## Required action
Write out the listing beneath this instruction in its entirety, exactly as it reads.

## Supplied records

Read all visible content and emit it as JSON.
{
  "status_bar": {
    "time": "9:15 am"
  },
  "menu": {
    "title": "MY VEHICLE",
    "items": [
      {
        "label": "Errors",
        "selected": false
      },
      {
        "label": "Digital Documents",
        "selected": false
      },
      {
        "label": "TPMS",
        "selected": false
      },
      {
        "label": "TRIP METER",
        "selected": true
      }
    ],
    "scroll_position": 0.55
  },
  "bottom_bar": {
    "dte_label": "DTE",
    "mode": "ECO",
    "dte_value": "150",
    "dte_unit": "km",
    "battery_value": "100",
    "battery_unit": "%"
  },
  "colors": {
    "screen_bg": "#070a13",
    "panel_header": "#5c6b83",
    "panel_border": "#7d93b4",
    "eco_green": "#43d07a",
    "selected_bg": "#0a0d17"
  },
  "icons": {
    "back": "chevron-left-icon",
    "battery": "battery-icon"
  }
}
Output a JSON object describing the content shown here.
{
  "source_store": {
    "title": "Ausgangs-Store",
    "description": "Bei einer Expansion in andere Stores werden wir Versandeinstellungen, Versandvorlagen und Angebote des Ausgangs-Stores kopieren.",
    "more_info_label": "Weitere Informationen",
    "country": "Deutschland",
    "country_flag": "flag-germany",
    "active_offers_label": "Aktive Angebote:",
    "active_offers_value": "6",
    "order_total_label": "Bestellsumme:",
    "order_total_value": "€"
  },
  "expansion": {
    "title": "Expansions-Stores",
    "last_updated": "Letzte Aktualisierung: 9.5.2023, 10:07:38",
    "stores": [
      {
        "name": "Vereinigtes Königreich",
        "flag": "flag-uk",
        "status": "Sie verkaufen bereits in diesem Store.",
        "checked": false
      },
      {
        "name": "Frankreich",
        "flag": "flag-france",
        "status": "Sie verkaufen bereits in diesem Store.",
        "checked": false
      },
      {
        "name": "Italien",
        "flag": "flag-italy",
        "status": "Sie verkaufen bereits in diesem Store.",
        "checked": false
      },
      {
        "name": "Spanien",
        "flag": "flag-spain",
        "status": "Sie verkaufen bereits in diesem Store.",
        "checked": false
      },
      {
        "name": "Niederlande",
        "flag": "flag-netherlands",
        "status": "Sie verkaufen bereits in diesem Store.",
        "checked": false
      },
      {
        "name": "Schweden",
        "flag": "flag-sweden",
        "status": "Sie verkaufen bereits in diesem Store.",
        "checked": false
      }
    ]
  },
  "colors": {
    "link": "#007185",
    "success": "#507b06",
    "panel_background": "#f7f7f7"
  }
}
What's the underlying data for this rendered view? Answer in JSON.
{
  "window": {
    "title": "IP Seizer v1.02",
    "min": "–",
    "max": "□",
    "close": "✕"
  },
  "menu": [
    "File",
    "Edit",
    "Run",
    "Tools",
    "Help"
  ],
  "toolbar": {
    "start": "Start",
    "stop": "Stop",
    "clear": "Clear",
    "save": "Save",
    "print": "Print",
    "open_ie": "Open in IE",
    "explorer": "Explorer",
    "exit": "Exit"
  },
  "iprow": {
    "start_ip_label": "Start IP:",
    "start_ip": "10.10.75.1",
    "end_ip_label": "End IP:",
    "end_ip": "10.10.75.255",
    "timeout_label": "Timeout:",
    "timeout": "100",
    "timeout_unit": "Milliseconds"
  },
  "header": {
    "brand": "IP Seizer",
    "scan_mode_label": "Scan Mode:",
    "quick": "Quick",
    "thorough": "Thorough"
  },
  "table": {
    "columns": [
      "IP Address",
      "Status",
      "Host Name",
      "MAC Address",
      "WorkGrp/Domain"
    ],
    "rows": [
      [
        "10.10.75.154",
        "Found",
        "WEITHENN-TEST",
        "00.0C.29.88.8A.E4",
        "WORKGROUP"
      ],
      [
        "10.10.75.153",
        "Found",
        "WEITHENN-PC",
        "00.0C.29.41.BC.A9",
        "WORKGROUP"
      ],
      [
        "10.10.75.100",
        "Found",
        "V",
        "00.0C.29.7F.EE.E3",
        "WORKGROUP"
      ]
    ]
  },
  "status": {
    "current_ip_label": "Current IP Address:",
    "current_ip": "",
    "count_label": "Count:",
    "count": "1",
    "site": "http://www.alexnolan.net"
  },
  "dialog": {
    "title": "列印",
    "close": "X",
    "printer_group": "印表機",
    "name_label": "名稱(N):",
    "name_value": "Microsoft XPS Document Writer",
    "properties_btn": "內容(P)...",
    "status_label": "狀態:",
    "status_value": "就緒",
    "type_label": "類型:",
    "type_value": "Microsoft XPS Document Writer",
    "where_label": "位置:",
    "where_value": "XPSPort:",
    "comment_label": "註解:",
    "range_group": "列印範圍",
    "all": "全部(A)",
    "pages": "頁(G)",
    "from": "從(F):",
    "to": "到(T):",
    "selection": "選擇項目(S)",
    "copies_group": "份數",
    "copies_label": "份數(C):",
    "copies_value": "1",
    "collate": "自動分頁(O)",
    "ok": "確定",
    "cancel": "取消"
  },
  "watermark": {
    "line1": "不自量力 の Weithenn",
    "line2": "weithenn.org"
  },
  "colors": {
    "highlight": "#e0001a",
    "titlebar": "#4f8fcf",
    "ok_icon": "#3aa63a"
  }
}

## Exercise response
Read all visible content and emit it as JSON.
{
  "status_bar": {
    "time": "9:15 am"
  },
  "menu": {
    "title": "MY VEHICLE",
    "items": [
      {
        "label": "Errors",
        "selected": false
      },
      {
        "label": "Digital Documents",
        "selected": false
      },
      {
        "label": "TPMS",
        "selected": false
      },
      {
        "label": "TRIP METER",
        "selected": true
      }
    ],
    "scroll_position": 0.55
  },
  "bottom_bar": {
    "dte_label": "DTE",
    "mode": "ECO",
    "dte_value": "150",
    "dte_unit": "km",
    "battery_value": "100",
    "battery_unit": "%"
  },
  "colors": {
    "screen_bg": "#070a13",
    "panel_header": "#5c6b83",
    "panel_border": "#7d93b4",
    "eco_green": "#43d07a",
    "selected_bg": "#0a0d17"
  },
  "icons": {
    "back": "chevron-left-icon",
    "battery": "battery-icon"
  }
}
Output a JSON object describing the content shown here.
{
  "source_store": {
    "title": "Ausgangs-Store",
    "description": "Bei einer Expansion in andere Stores werden wir Versandeinstellungen, Versandvorlagen und Angebote des Ausgangs-Stores kopieren.",
    "more_info_label": "Weitere Informationen",
    "country": "Deutschland",
    "country_flag": "flag-germany",
    "active_offers_label": "Aktive Angebote:",
    "active_offers_value": "6",
    "order_total_label": "Bestellsumme:",
    "order_total_value": "€"
  },
  "expansion": {
    "title": "Expansions-Stores",
    "last_updated": "Letzte Aktualisierung: 9.5.2023, 10:07:38",
    "stores": [
      {
        "name": "Vereinigtes Königreich",
        "flag": "flag-uk",
        "status": "Sie verkaufen bereits in diesem Store.",
        "checked": false
      },
      {
        "name": "Frankreich",
        "flag": "flag-france",
        "status": "Sie verkaufen bereits in diesem Store.",
        "checked": false
      },
      {
        "name": "Italien",
        "flag": "flag-italy",
        "status": "Sie verkaufen bereits in diesem Store.",
        "checked": false
      },
      {
        "name": "Spanien",
        "flag": "flag-spain",
        "status": "Sie verkaufen bereits in diesem Store.",
        "checked": false
      },
      {
        "name": "Niederlande",
        "flag": "flag-netherlands",
        "status": "Sie verkaufen bereits in diesem Store.",
        "checked": false
      },
      {
        "name": "Schweden",
        "flag": "flag-sweden",
        "status": "Sie verkaufen bereits in diesem Store.",
        "checked": false
      }
    ]
  },
  "colors": {
    "link": "#007185",
    "success": "#507b06",
    "panel_background": "#f7f7f7"
  }
}
What's the underlying data for this rendered view? Answer in JSON.
{
  "window": {
    "title": "IP Seizer v1.02",
    "min": "–",
    "max": "□",
    "close": "✕"
  },
  "menu": [
    "File",
    "Edit",
    "Run",
    "Tools",
    "Help"
  ],
  "toolbar": {
    "start": "Start",
    "stop": "Stop",
    "clear": "Clear",
    "save": "Save",
    "print": "Print",
    "open_ie": "Open in IE",
    "explorer": "Explorer",
    "exit": "Exit"
  },
  "iprow": {
    "start_ip_label": "Start IP:",
    "start_ip": "10.10.75.1",
    "end_ip_label": "End IP:",
    "end_ip": "10.10.75.255",
    "timeout_label": "Timeout:",
    "timeout": "100",
    "timeout_unit": "Milliseconds"
  },
  "header": {
    "brand": "IP Seizer",
    "scan_mode_label": "Scan Mode:",
    "quick": "Quick",
    "thorough": "Thorough"
  },
  "table": {
    "columns": [
      "IP Address",
      "Status",
      "Host Name",
      "MAC Address",
      "WorkGrp/Domain"
    ],
    "rows": [
      [
        "10.10.75.154",
        "Found",
        "WEITHENN-TEST",
        "00.0C.29.88.8A.E4",
        "WORKGROUP"
      ],
      [
        "10.10.75.153",
        "Found",
        "WEITHENN-PC",
        "00.0C.29.41.BC.A9",
        "WORKGROUP"
      ],
      [
        "10.10.75.100",
        "Found",
        "V",
        "00.0C.29.7F.EE.E3",
        "WORKGROUP"
      ]
    ]
  },
  "status": {
    "current_ip_label": "Current IP Address:",
    "current_ip": "",
    "count_label": "Count:",
    "count": "1",
    "site": "http://www.alexnolan.net"
  },
  "dialog": {
    "title": "列印",
    "close": "X",
    "printer_group": "印表機",
    "name_label": "名稱(N):",
    "name_value": "Microsoft XPS Document Writer",
    "properties_btn": "內容(P)...",
    "status_label": "狀態:",
    "status_value": "就緒",
    "type_label": "類型:",
    "type_value": "Microsoft XPS Document Writer",
    "where_label": "位置:",
    "where_value": "XPSPort:",
    "comment_label": "註解:",
    "range_group": "列印範圍",
    "all": "全部(A)",
    "pages": "頁(G)",
    "from": "從(F):",
    "to": "到(T):",
    "selection": "選擇項目(S)",
    "copies_group": "份數",
    "copies_label": "份數(C):",
    "copies_value": "1",
    "collate": "自動分頁(O)",
    "ok": "確定",
    "cancel": "取消"
  },
  "watermark": {
    "line1": "不自量力 の Weithenn",
    "line2": "weithenn.org"
  },
  "colors": {
    "highlight": "#e0001a",
    "titlebar": "#4f8fcf",
    "ok_icon": "#3aa63a"
  }
}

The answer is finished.